Each of the seven petals of the challenge inspired design strategies and defined the form, function, and appearance of the YRFSEC.
Removing the boundaries between the building and forest was the central goal of the building and site. By reflecting the site and ecosystem around it, the building becomes part of the natural environment and shares water, energy, and habitat.
Clad in salvaged wood and limestone indigenous to the area, the YRFSEC’s exterior reflects the forest. Vertical green screens provide habitat on the building’s exterior, extending the forest onto the building façade. Learning space spills from inside the building to outdoor classrooms on the wood deck and throughout the surrounding forest. Native plant species and a series of bioswales manage stormwater volumes.
While nature continuously recycles and replenishes clean water supplies, human development too often follows the linear cycle of taking clean water from nature and sending it back full of sewage and contaminants. A living building must be ‘net-positive water,’ meeting 100 per cent of its water needs onsite using captured rainwater or other natural, closed-loop systems.
The YRFSEC captures rainwater that lands on the roof and stores it underground to be reused for flushing toilets and urinals in the building. Two wells supply water filtered and treated to be used in the kitchen, faucets, and showers. All wastewater is treated onsite by a biofiltration device that uses aerobic and anaerobic bacteria to naturally remove pollutants.
The threshold of regenerative design is to achieve ‘net-positive energy’ using onsite renewable power devices, such as solar panels and windmills, to generate more energy than the building needs. Net-positive buildings and neighbourhoods have no operating GHG footprint they facilitate a new, smart power grid fuelled by clean energy.
On the Hollidge Tract, net-positive energy meant a new design process. Being surrounded by a forest of 30.5-m (100-ft) tall pines is a blessing but makes designing a rooftop photovoltaic (PV) system challenging. Three-dimensional modelling was used to find out exactly where the building could be located so the PV panels had access to sunlight year-round. The 35kW PV system is estimated to generate 38 MWh annually. It is enough to power the building beneath it with some room to spare, but only if it is one of the most efficient buildings in Canada.
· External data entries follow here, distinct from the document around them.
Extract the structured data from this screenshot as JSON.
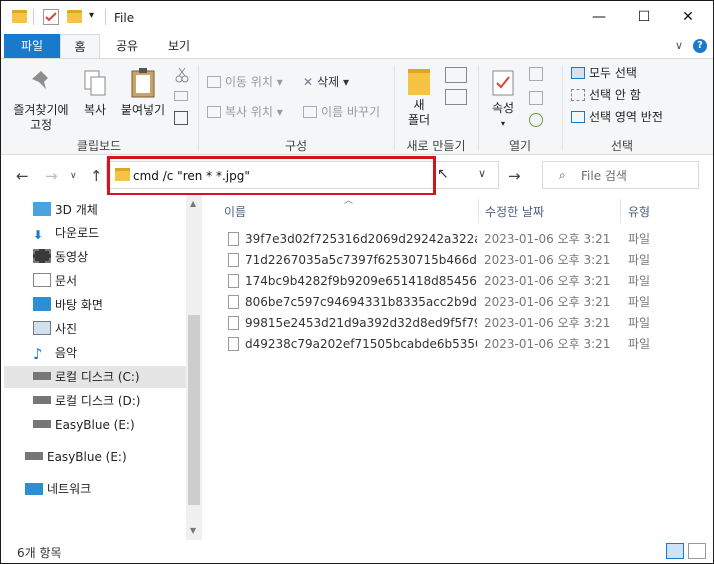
{
  "titlebar": {
    "title": "File",
    "minimize": "—",
    "maximize": "☐",
    "close": "✕"
  },
  "ribbon_tabs": {
    "file": "파일",
    "home": "홈",
    "share": "공유",
    "view": "보기",
    "help": "?"
  },
  "ribbon": {
    "clipboard": {
      "pin": "즐겨찾기에\n고정",
      "copy": "복사",
      "paste": "붙여넣기",
      "label": "클립보드"
    },
    "organize": {
      "move_to": "이동 위치",
      "copy_to": "복사 위치",
      "delete": "삭제",
      "rename": "이름 바꾸기",
      "label": "구성"
    },
    "new": {
      "new_folder": "새\n폴더",
      "label": "새로 만들기"
    },
    "open": {
      "properties": "속성",
      "label": "열기"
    },
    "select": {
      "select_all": "모두 선택",
      "select_none": "선택 안 함",
      "invert": "선택 영역 반전",
      "label": "선택"
    }
  },
  "address_bar": {
    "value": "cmd /c \"ren * *.jpg\"",
    "chevron": "∨"
  },
  "search": {
    "placeholder": "File 검색"
  },
  "nav_pane": {
    "items": [
      {
        "label": "3D 개체",
        "icon": "cube-icon"
      },
      {
        "label": "다운로드",
        "icon": "download-icon"
      },
      {
        "label": "동영상",
        "icon": "video-icon"
      },
      {
        "label": "문서",
        "icon": "document-icon"
      },
      {
        "label": "바탕 화면",
        "icon": "desktop-icon"
      },
      {
        "label": "사진",
        "icon": "pictures-icon"
      },
      {
        "label": "음악",
        "icon": "music-icon"
      },
      {
        "label": "로컬 디스크 (C:)",
        "icon": "drive-icon"
      },
      {
        "label": "로컬 디스크 (D:)",
        "icon": "drive-icon"
      },
      {
        "label": "EasyBlue (E:)",
        "icon": "drive-icon"
      },
      {
        "label": "EasyBlue (E:)",
        "icon": "drive-icon"
      },
      {
        "label": "네트워크",
        "icon": "network-icon"
      }
    ]
  },
  "file_list": {
    "columns": [
      "이름",
      "수정한 날짜",
      "유형"
    ],
    "rows": [
      {
        "name": "39f7e3d02f725316d2069d29242a322a...",
        "date": "2023-01-06 오후 3:21",
        "type": "파일"
      },
      {
        "name": "71d2267035a5c7397f62530715b466d...",
        "date": "2023-01-06 오후 3:21",
        "type": "파일"
      },
      {
        "name": "174bc9b4282f9b9209e651418d85456...",
        "date": "2023-01-06 오후 3:21",
        "type": "파일"
      },
      {
        "name": "806be7c597c94694331b8335acc2b9de...",
        "date": "2023-01-06 오후 3:21",
        "type": "파일"
      },
      {
        "name": "99815e2453d21d9a392d32d8ed9f5f79...",
        "date": "2023-01-06 오후 3:21",
        "type": "파일"
      },
      {
        "name": "d49238c79a202ef71505bcabde6b5350...",
        "date": "2023-01-06 오후 3:21",
        "type": "파일"
      }
    ]
  },
  "statusbar": {
    "count": "6개 항목"
  },
  "colors": {
    "accent": "#1979ca",
    "highlight": "#d6141c",
    "ribbon_bg": "#f5f6f7",
    "selected_bg": "#e5e5e5"
  }
}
Finding the solution meant getting serious about passive solar design and shaping the building to minimize heating and cooling loads through all four seasons. A cantilevered roof projects over the south façade, shading the building from summer sun, but allowing winter sunlight into the building for passive heating. The walls and roof were detailed according to an approach dubbed ‘Passive House-light’ which is a R-60 roof, R-40 walls, and triple-paned, high-performance windows. Thermal imaging and blower door testing were used to find and seal air leaks and thermal bridges in the building envelope.
Clerestory glazing is provided throughout the building to provide natural light and a continuous connection to the outdoors. Operable windows in every space, both at the roof and at occupant level, invite a summer breeze to blow through the building. Floor-to-ceiling glazing is carefully located to give exceptional forest views without compromising on thermal performance. Overall, the building has less than a 30 per cent window-to-wall ratio (WWR).